A truly horrible crime makes every front page and leads every TV news bulletin.
CAMPAIGNING in the Aberdeen Donside by-election, already brisk, stepped up a gear yesterday.
An email arrived the other day from a woman worried about the actions of a soon-to-be retired colleague.
We're hanging out in the living room watching television, J, myself, the kids and Denzel Washington.
The International Monetary Fund (IMF) mission visit to London confirmed what many other economic observers have said for some time: the UK Government's austerity policies have gone too far.
W HAT can you say about Glasgow?
IT is the disconnect that hints of something gone grotesquely wrong, the difference between what one is being told, and what the gut says.
IN the past, high-rise flats were the future.
A LOW tut.
THE complaint was more frivolous than vexatious but the point was certainly serious: Scotland's new football laws have the potential for utter absurdity.
I was delighted to see Glasgow had been shortlisted – alongside Bristol, Brussels and Ljubljana – for the European Union's 2015 European Green Capital award in March this year.
The recently-published Children and Young People Bill purports to strengthen children's rights, and to ensure that public services "get it right" for children.

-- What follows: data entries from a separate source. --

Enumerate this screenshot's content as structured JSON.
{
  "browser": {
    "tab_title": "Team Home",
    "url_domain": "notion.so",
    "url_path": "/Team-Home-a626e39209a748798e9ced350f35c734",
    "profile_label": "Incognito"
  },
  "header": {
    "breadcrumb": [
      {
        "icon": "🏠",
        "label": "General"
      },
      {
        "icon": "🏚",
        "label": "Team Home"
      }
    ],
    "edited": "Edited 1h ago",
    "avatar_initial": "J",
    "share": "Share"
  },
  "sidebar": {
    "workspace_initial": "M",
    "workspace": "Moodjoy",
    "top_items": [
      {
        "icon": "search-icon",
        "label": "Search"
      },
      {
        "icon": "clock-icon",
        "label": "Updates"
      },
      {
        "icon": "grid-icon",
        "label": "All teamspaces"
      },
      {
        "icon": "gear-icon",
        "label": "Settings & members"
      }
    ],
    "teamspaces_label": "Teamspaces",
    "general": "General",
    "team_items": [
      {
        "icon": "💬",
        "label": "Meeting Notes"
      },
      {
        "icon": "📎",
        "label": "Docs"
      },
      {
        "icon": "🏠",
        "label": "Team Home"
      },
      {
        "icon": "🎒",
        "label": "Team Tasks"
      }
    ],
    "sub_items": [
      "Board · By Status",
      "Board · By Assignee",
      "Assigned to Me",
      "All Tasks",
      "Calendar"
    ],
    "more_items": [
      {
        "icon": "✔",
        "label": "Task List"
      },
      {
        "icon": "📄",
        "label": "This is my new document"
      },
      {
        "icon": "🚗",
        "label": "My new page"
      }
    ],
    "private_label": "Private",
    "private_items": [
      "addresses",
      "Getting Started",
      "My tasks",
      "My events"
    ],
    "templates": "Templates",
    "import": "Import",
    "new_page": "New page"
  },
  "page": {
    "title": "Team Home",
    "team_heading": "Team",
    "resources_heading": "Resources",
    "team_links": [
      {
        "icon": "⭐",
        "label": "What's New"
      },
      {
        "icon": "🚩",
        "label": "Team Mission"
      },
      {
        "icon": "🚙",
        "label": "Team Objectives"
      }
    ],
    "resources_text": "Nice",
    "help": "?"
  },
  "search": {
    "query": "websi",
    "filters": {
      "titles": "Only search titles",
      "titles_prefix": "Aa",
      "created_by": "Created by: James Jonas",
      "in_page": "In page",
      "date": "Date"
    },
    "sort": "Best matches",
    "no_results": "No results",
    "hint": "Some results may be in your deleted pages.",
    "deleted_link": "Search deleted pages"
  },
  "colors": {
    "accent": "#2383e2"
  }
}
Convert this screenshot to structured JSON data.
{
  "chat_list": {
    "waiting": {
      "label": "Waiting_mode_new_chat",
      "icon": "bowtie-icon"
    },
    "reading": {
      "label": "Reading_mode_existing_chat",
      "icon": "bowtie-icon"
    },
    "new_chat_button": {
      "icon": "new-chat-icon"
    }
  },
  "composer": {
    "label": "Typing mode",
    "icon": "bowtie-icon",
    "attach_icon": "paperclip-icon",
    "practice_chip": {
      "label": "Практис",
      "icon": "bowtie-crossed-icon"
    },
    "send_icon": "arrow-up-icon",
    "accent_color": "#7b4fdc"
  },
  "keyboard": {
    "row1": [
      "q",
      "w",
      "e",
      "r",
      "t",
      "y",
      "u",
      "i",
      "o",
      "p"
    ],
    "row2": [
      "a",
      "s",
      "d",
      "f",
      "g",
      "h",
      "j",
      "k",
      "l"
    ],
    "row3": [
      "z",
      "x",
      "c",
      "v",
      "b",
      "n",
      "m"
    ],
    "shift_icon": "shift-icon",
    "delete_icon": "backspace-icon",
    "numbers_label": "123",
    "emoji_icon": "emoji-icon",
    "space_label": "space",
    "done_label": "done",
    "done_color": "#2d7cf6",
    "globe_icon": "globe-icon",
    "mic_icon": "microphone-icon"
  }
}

Whenever I watch the television programme Who Do You Think You Are?, in which celebrities look at their ancestors and trace their history, I am always struck by how often they find that history and the most interesting facts from the pages of the newspaper of the day stored in a library or other official building.
Two stories caught the eye and left a sour taste in the mouth yesterday.
The blows just keep coming for the Coalition Government's benefit reforms and the Work Programme which is supposed to underpin them.